START INPUT DATA

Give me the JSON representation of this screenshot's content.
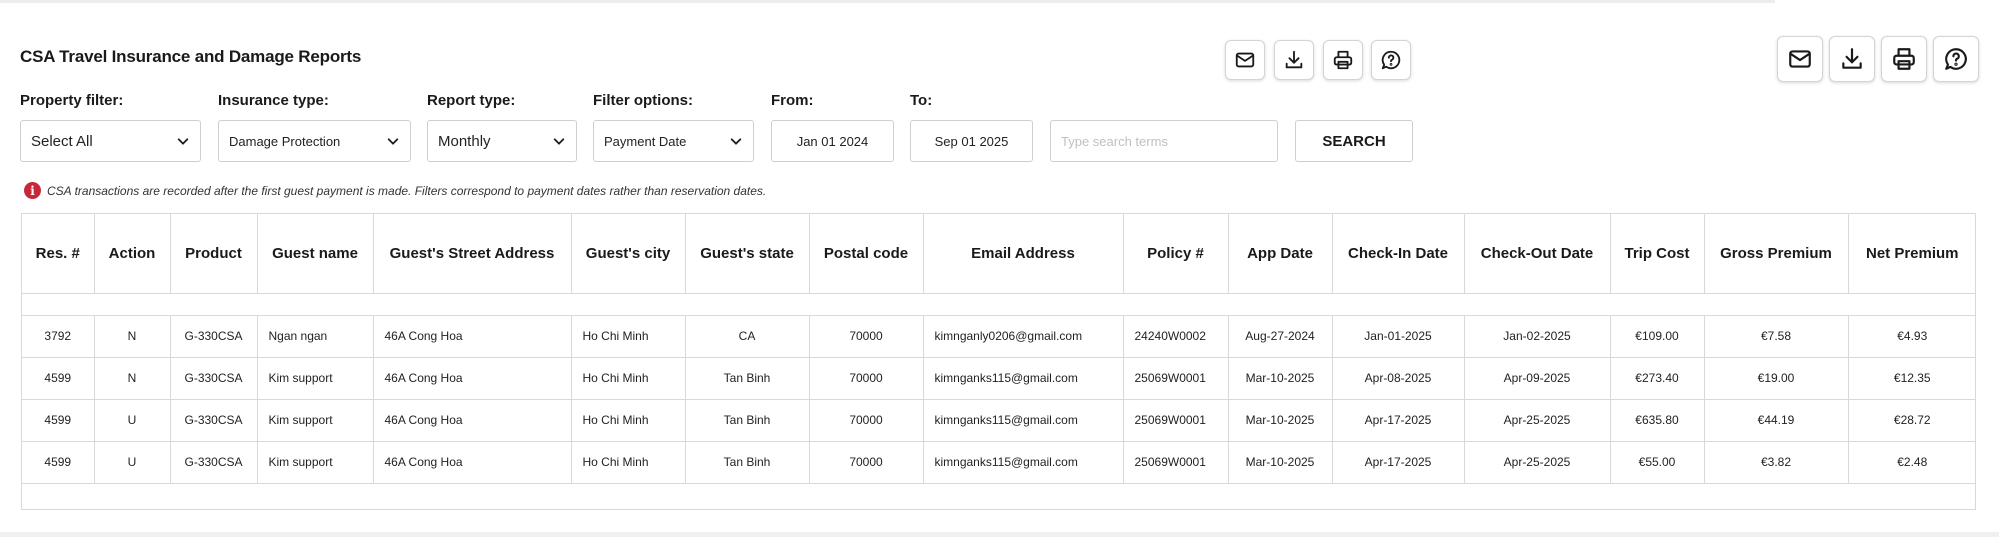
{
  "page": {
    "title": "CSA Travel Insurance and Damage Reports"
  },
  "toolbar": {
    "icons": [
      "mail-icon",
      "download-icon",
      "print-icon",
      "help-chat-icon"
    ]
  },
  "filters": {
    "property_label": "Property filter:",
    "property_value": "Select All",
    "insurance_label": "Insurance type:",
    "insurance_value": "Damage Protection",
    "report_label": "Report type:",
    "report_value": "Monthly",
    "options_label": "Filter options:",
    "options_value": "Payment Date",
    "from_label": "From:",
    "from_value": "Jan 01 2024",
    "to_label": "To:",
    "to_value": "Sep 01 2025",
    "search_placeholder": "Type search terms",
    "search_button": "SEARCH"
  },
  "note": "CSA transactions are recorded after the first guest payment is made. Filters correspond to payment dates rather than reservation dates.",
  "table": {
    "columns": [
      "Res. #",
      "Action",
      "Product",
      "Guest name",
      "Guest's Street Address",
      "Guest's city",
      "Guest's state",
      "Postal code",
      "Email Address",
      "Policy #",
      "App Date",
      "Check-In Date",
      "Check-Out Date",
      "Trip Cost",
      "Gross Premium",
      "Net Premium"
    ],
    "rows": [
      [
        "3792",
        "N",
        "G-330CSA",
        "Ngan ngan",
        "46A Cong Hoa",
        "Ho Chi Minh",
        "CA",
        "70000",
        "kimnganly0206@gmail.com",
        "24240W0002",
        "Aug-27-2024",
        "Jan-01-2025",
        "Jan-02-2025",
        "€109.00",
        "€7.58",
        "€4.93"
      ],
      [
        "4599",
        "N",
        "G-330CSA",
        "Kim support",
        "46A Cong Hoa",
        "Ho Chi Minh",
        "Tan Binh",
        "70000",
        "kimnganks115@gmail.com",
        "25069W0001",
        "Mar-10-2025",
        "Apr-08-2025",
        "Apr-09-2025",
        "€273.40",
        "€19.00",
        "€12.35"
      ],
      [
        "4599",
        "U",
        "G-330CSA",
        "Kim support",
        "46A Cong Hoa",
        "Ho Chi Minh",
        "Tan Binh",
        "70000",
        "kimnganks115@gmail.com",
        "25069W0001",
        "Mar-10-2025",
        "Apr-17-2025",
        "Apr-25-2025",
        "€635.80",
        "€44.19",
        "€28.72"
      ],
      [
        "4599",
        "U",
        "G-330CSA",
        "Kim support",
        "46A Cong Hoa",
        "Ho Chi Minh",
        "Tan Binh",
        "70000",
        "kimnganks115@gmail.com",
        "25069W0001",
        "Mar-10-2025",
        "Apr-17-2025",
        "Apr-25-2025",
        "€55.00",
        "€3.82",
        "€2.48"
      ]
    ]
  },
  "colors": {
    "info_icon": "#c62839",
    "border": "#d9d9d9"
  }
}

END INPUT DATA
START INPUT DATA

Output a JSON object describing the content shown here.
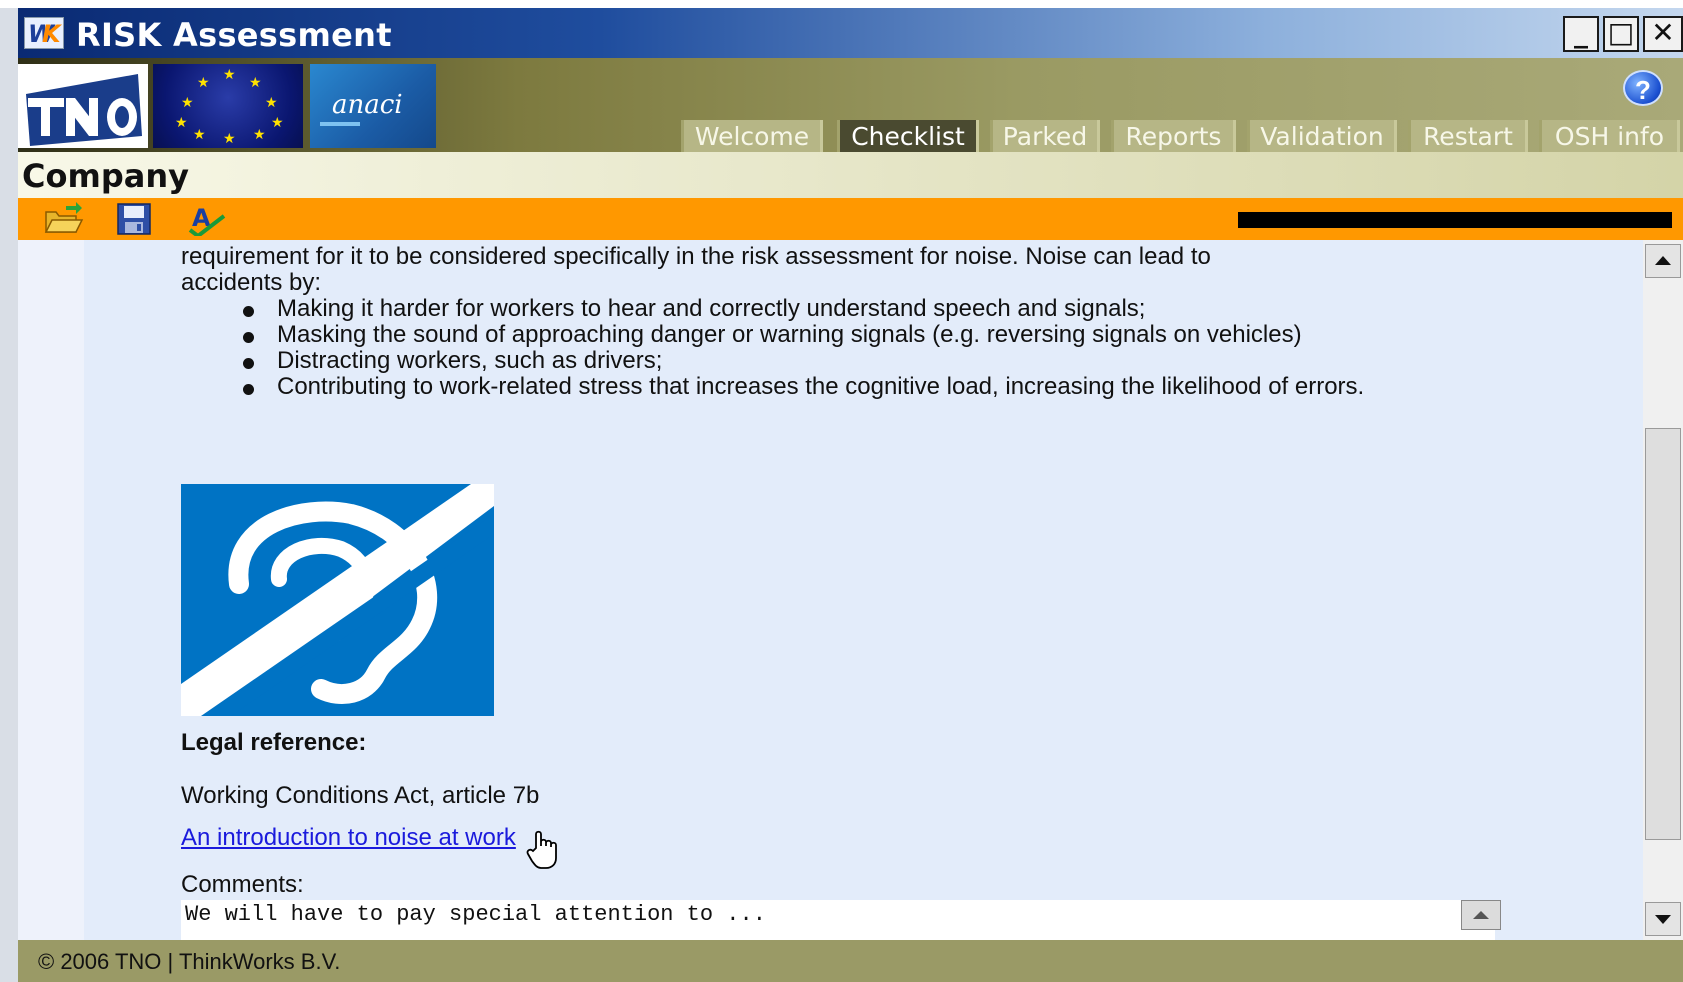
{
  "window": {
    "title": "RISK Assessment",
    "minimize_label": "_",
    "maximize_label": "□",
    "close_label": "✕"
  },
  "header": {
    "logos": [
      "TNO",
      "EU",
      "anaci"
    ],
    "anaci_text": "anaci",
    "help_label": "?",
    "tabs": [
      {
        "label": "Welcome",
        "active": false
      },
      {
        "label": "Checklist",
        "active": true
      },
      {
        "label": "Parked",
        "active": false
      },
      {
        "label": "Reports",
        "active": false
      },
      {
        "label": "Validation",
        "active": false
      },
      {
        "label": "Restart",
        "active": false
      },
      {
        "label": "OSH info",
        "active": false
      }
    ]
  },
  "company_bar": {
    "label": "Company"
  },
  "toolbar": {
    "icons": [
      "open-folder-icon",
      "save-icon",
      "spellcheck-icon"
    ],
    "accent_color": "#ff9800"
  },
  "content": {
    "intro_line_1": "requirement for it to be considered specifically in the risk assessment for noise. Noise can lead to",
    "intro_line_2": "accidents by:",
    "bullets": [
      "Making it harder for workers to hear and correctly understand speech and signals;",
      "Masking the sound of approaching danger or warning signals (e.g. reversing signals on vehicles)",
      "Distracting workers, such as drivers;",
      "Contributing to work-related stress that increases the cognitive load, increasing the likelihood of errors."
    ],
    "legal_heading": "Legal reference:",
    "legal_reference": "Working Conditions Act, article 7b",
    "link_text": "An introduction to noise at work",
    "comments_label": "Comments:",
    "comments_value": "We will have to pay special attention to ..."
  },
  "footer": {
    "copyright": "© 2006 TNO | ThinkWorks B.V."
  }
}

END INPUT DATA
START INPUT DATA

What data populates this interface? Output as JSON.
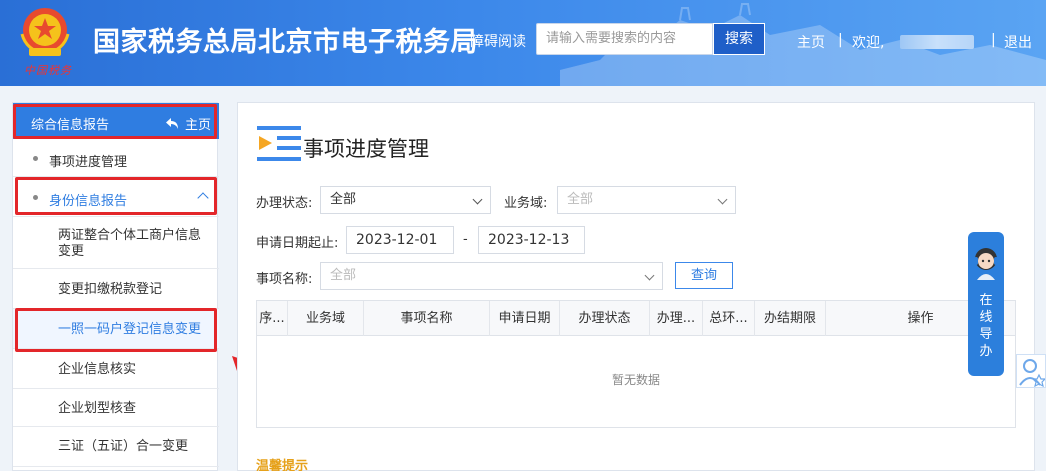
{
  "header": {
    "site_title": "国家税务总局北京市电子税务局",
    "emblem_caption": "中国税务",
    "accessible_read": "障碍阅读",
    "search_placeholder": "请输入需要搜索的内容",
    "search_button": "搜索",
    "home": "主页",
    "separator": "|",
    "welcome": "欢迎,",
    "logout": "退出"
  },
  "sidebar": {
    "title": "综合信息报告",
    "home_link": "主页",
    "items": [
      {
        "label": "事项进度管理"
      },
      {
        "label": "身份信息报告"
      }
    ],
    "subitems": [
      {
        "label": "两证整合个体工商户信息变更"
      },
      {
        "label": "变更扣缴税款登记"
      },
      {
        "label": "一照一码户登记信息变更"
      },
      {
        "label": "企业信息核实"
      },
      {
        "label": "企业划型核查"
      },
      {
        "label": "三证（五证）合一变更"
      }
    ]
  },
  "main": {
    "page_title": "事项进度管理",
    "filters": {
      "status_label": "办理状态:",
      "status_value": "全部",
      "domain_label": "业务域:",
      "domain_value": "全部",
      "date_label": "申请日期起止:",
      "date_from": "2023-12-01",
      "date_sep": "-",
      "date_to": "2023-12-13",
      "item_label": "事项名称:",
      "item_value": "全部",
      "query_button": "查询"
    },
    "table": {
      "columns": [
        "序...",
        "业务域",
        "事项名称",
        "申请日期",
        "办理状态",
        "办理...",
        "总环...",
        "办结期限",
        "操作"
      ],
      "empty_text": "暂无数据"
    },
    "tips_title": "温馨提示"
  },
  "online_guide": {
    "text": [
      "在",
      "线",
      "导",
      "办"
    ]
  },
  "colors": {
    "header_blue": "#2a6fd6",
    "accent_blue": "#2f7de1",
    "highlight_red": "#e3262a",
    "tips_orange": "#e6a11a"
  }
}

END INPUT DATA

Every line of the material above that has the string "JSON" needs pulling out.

Give me the JSON representation of this screenshot's content.
Output a JSON object describing the content shown here.
What data populates this interface? Output as JSON.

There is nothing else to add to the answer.